Exercise objective —
For the word "icon", search the records and show each line in which it occurs.

Data for analysis —

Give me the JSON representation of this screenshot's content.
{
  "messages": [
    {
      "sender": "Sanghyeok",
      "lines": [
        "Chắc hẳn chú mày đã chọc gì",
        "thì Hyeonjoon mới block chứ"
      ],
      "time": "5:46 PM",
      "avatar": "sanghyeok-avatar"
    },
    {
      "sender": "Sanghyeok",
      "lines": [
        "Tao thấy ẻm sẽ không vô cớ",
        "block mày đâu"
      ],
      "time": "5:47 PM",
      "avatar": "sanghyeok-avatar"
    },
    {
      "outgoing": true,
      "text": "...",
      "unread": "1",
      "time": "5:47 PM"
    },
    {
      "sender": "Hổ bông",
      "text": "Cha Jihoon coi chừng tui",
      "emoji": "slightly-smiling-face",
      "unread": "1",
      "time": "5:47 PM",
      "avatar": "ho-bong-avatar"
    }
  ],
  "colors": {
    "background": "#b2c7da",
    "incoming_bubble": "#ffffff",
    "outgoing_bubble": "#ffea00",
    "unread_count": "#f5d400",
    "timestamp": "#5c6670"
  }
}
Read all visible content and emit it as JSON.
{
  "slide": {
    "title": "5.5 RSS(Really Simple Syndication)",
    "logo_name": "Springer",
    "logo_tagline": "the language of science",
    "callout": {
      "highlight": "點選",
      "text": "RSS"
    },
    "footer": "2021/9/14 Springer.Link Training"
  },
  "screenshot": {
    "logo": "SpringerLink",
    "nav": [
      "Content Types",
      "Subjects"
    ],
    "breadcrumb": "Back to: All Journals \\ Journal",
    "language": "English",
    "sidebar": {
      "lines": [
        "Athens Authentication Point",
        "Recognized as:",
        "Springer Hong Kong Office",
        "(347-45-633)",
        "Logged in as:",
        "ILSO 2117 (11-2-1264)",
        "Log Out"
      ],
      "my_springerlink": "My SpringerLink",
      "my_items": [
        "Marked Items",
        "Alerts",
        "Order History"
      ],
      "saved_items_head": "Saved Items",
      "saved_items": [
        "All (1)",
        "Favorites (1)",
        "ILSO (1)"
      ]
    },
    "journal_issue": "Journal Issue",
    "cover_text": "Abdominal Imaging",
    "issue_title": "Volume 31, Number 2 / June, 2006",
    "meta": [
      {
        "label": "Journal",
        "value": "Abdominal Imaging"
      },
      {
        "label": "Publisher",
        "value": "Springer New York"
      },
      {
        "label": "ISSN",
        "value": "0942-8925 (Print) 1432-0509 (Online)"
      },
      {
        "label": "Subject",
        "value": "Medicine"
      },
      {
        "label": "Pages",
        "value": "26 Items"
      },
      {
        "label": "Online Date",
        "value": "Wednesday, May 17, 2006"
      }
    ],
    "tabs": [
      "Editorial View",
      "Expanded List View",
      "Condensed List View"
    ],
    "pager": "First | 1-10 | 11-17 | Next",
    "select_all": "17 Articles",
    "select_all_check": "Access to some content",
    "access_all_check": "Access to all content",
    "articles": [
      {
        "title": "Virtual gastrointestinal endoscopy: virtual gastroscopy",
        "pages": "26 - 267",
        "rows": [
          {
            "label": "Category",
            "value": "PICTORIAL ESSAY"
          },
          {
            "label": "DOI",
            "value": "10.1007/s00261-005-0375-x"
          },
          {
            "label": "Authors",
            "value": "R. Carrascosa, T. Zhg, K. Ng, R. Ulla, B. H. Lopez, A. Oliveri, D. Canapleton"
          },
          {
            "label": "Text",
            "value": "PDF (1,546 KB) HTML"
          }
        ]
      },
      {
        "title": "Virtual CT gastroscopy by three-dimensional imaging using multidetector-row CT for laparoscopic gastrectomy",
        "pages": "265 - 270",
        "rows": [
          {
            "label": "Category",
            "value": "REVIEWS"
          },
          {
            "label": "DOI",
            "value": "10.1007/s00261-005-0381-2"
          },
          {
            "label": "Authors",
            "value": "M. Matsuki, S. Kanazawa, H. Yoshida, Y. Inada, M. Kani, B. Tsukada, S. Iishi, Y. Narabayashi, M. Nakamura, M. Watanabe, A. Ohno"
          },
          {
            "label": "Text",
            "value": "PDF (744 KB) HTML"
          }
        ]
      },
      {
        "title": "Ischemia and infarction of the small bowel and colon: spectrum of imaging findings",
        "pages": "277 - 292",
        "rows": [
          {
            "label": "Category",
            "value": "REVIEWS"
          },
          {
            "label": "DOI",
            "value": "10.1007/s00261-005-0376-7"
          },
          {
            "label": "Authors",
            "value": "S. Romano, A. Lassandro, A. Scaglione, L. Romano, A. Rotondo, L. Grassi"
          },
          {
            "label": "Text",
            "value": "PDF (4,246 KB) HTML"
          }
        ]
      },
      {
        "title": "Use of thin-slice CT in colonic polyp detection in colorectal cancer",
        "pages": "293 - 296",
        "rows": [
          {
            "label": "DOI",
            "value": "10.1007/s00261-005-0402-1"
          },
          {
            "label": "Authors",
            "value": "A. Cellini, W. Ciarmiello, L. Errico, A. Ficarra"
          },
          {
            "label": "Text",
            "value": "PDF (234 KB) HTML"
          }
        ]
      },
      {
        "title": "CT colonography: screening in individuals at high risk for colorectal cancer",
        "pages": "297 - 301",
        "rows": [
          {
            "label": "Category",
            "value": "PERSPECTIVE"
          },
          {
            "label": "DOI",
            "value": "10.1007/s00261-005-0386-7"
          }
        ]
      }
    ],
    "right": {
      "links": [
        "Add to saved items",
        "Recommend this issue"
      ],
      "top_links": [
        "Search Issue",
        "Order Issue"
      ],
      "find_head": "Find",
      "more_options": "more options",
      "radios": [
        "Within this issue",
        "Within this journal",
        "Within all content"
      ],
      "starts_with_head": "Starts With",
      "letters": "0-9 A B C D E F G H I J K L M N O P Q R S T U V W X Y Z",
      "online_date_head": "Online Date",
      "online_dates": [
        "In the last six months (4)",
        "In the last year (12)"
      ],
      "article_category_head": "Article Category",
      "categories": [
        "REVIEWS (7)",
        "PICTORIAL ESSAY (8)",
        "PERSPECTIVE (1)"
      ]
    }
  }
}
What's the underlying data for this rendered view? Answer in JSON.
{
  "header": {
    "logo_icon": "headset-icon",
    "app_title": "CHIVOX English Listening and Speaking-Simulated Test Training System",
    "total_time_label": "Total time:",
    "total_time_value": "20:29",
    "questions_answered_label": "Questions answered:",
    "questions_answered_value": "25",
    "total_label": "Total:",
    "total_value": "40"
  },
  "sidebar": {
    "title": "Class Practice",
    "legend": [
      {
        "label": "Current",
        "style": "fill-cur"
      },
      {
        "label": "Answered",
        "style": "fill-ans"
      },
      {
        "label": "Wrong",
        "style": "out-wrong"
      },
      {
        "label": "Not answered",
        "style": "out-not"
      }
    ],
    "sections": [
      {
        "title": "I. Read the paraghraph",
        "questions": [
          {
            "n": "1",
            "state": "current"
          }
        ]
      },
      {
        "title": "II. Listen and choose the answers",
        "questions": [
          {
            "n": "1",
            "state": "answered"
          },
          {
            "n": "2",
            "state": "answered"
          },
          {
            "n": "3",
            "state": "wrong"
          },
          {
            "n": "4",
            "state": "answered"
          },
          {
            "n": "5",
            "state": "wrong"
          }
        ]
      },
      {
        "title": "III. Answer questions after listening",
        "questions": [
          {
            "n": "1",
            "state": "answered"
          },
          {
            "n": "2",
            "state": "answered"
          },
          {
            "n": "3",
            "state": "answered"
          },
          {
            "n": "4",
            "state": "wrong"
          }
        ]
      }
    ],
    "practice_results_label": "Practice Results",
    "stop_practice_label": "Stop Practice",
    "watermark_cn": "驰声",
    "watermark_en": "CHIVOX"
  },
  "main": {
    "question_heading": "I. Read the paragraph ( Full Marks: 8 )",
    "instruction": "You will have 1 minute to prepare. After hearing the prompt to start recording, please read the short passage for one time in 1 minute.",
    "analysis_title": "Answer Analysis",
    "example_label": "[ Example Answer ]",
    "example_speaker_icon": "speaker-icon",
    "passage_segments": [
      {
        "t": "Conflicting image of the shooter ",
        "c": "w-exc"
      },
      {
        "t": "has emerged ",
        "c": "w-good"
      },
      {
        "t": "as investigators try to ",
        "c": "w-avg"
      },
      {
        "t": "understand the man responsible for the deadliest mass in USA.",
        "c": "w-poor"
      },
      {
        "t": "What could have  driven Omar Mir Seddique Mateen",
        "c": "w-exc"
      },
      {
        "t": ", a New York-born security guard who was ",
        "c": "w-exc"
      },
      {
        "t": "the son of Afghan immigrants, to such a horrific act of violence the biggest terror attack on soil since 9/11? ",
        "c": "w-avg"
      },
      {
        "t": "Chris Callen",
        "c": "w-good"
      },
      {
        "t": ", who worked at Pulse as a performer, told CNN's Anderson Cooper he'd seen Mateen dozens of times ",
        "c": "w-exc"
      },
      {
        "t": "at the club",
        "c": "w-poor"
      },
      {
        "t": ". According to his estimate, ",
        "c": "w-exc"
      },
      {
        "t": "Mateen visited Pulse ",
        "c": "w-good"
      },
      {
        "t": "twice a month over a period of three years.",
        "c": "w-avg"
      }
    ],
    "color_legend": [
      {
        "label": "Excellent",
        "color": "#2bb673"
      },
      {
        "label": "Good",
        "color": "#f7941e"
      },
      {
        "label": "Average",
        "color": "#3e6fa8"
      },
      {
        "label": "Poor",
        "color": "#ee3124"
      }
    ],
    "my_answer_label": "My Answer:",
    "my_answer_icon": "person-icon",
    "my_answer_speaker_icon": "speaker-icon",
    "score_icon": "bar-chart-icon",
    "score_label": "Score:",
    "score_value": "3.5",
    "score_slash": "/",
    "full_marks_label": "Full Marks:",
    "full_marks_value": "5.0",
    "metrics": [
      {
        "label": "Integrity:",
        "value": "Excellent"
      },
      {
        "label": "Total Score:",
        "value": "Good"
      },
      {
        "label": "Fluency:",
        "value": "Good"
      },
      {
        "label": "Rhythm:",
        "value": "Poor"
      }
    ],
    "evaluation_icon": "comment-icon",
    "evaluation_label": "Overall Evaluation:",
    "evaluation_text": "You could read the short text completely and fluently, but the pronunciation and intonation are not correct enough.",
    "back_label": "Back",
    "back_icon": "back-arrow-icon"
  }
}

Answer to this problem —
    "logo_icon": "headset-icon",
    "example_speaker_icon": "speaker-icon",
    "my_answer_icon": "person-icon",
    "my_answer_speaker_icon": "speaker-icon",
    "score_icon": "bar-chart-icon",
    "evaluation_icon": "comment-icon",
    "back_icon": "back-arrow-icon"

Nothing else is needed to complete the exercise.